**ACTIVITY:** Report back every line of the entries that contains "osuus", exactly as written.

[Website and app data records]

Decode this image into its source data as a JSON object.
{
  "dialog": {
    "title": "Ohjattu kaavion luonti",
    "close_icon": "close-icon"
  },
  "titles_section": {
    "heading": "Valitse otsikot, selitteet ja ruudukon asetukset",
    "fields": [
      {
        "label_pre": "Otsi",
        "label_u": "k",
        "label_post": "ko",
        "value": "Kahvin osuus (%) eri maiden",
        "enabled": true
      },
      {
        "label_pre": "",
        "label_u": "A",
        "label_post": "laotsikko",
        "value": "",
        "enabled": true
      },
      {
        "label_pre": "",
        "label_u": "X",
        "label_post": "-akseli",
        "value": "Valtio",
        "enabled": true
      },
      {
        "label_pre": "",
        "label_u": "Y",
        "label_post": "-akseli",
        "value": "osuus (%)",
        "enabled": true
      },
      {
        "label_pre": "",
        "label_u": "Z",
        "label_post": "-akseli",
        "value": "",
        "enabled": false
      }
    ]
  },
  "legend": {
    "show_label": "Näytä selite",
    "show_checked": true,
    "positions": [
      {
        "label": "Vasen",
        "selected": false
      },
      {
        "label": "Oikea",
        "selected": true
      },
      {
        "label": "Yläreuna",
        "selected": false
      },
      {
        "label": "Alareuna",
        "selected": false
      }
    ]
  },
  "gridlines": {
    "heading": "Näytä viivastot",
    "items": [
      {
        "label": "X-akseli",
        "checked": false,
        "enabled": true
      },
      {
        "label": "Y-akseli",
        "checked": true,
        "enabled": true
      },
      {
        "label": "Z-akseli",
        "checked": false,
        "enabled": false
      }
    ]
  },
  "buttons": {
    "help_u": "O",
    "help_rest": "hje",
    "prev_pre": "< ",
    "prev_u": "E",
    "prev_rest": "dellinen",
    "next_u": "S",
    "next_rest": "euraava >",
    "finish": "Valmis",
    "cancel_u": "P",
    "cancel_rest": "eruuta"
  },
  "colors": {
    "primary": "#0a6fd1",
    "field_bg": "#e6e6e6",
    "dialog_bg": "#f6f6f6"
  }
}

**SOLUTION FOR THIS TASK:**
        "value": "Kahvin osuus (%) eri maiden",
        "value": "osuus (%)",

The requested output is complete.